The Future Pandemic Edition

On planning, epidemiology, and the ability to walk and chew gum

Noah here. Now that things are feeling a bit more optimistic around COVID (in the US at least), some folks have started to rightly look towards the future. The evidence seems to be mounting that this thing isn’t going to go away and, even if it did, we have learned enough to know that we need to be better prepared for the possibility of pandemics in the future. This point was well-articulated by Harvard epidemiologist Michael Mina in an interview with New York Magazine last week:

It’s all just been so sad to me, this unwillingness to look to the future and say, in the midst of all of what’s happening today, “What can we do to set us up for down the road?” To say, “Let’s not act like this is going to be done in a few weeks.” Let’s stop that ridiculous thinking and say, “What do we need to do today to set us up for one year from today, so that one year from today we’re looking back and we’re saying, Thank you, prior self, I’m happy you did that.” But we have had zero of that. Just the development of the vaccine. But even there, we took a very narrow view and didn’t really future-proof it.

Right now is always the best time to do these things, to get ourselves prepared for the future. And, you know what, if we spend a billion dollars and we don’t need it for this pandemic? Great, that’s great news. A billion dollars is nothing for a $16 trillion virus. But you know what, the more likely scenario is that we will end up using it.

Why is this interesting?

Mina doesn’t just ask the question, but he offers an answer and it ties back to one of the pieces of research from the fall that caught my eye the most. Back in November, a study came out that attempted to answer what portion of the population had already had COVID. While that question has produced lots of answers over the last year, the way this study went about researching the question fascinated me: they took extra blood from commercial laboratories and checked it for COVID antibodies. From the paper:

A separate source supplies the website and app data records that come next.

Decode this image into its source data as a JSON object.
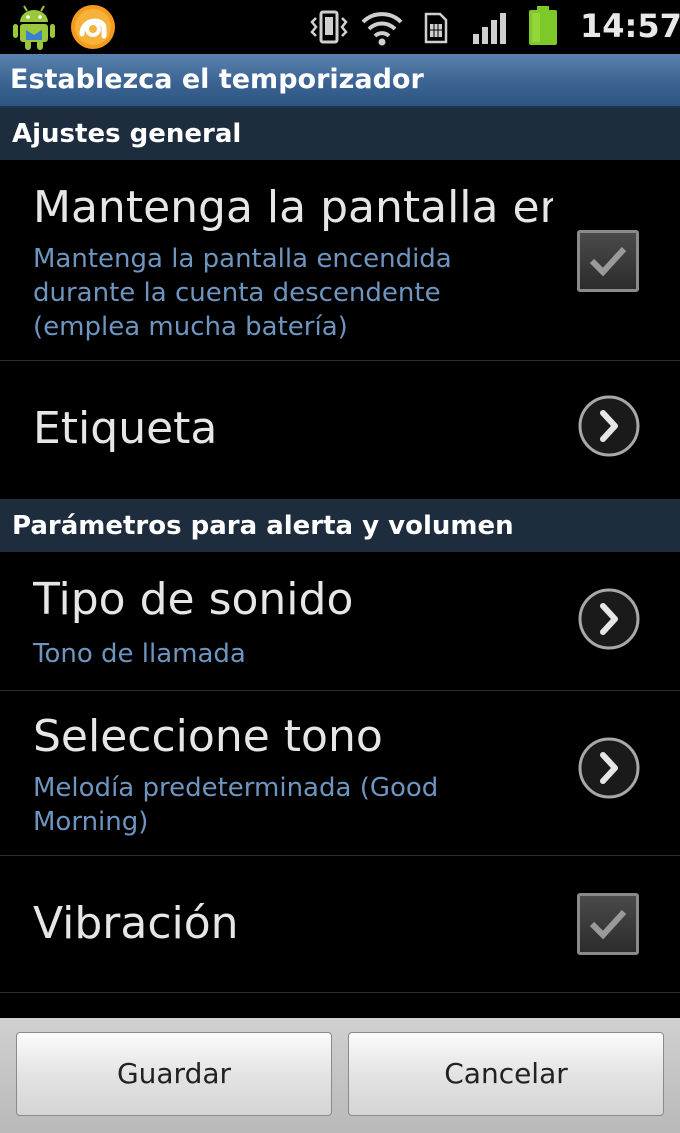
{
  "status_bar": {
    "time": "14:57",
    "icons": [
      "android-notification-icon",
      "app-notification-icon",
      "vibrate-icon",
      "wifi-icon",
      "sim-card-icon",
      "signal-bars-icon",
      "battery-icon"
    ]
  },
  "title_bar": {
    "title": "Establezca el temporizador"
  },
  "sections": [
    {
      "header": "Ajustes general",
      "rows": [
        {
          "title": "Mantenga la pantalla encendida",
          "summary": "Mantenga la pantalla encendida durante la cuenta descendente (emplea mucha batería)",
          "control": "checkbox",
          "checked": true
        },
        {
          "title": "Etiqueta",
          "summary": "",
          "control": "chevron"
        }
      ]
    },
    {
      "header": "Parámetros para alerta y volumen",
      "rows": [
        {
          "title": "Tipo de sonido",
          "summary": "Tono de llamada",
          "control": "chevron"
        },
        {
          "title": "Seleccione tono",
          "summary": "Melodía predeterminada (Good Morning)",
          "control": "chevron"
        },
        {
          "title": "Vibración",
          "summary": "",
          "control": "checkbox",
          "checked": true
        }
      ]
    }
  ],
  "buttons": {
    "save_label": "Guardar",
    "cancel_label": "Cancelar"
  },
  "colors": {
    "title_bar": "#3b6492",
    "section_header": "#1e2d3d",
    "summary_text": "#6d95bf",
    "battery": "#7ec82a"
  }
}
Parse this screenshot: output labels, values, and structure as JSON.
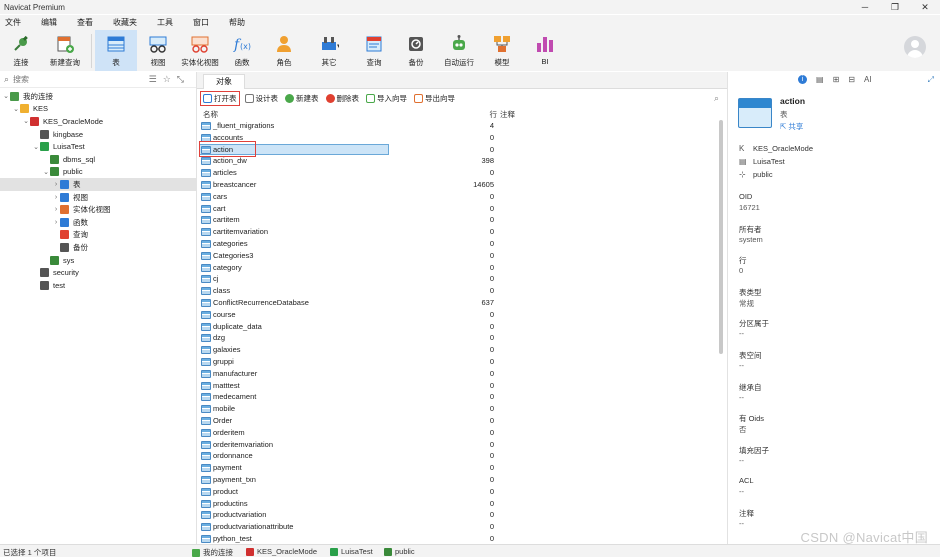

Laboratory A collected specimens from 7 jurisdictions (Arizona, Indiana, Maryland, Pennsylvania, New Jersey, New York, and Virginia), and laboratory B, which was involved in an earlier CDC-led seroprevalence survey, provided residual sera from the remaining 45 jurisdictions. Each performed chemiluminescent immunoassay testing for SARS-CoV-2 antibodies and provided CDC with deidentified information on patient age, sex, state, and specimen collection date. The zip code of residence and ordering clinician zip code were also collected. For both laboratories, most specimens were collected in the outpatient setting, although individual-level data on the source of specimens were not available. Information on patient race/ethnicity and symptoms was also not available.

Critically, because all blood was de-identified, the study was “determined to be consistent with non–human participant research activity.” They checked with the CDC and were able to do this without informed consent. This is now part of an ongoing CDC survey of seroprevalence that offers a good hint for real levels of COVID seen across the country.

Mina wants to take this idea a step further to create “a global immunological observatory”:

There’s a few things that are constant across the whole globe. Two of them are, when people get sick they get blood tests, and people donate blood, Blood samples taken in pretty much every single town and city in the world. But the moment that the result the doctors wanted to get is done, they throw away the tubes of blood. Well, what if those tubes weren’t thrown away? What if they were all packaged up and sent to a government facility or franchised immunological observatory labs, and processed with a core set of immunological tools that would give you an understanding of all the pathogens people see. And it can all be de-identified, so it wouldn’t be traced back to individuals. It would turn us all into little weather buoys for infectious disease.

One of my many takeaways from the last year is that governments at all levels did a terrible job doing multiple things at once. While we were focused on lockdowns we failed to get testing figured out, when we focused on testing we took our eyes off vaccine rollout, and on and on. Now as vaccines seem to be rolling out much more effectively (with more coming soon), we are getting clearer guidance on masks and ventilation, and—fingers crossed—we’ll have rapid testing widely available in the near-to-mid future, it’s time to demand that our elected officials and related agencies push the time horizon further. This isn’t because we’ve accomplished our mission, but because we need our government to be able to walk and chew gum, and in this case walking is testing and vaccinating the public and chewing gum is ensuring we’re prepared for another wave in the fall. If we get things right in the months ahead, that wave could look like a tiny blip, and the better monitoring we put in place, the better we’ll be able to ensure that in the years ahead other blips don’t reach pandemic proportions. (NRB)

Gesture of the day:

If you’re enjoying WITI, share it with one friend by clicking the nice green button below. (CJN)

Share

Quick Links:

Thanks for reading,

Noah (NRB) & Colin (CJN) 

Why is this interesting? is a daily email from Noah Brier & Colin Nagy (and friends!) about interesting things. If you’ve enjoyed this edition, please consider forwarding it to a friend. If you’re reading it for the first time, consider subscribing (it’s free!).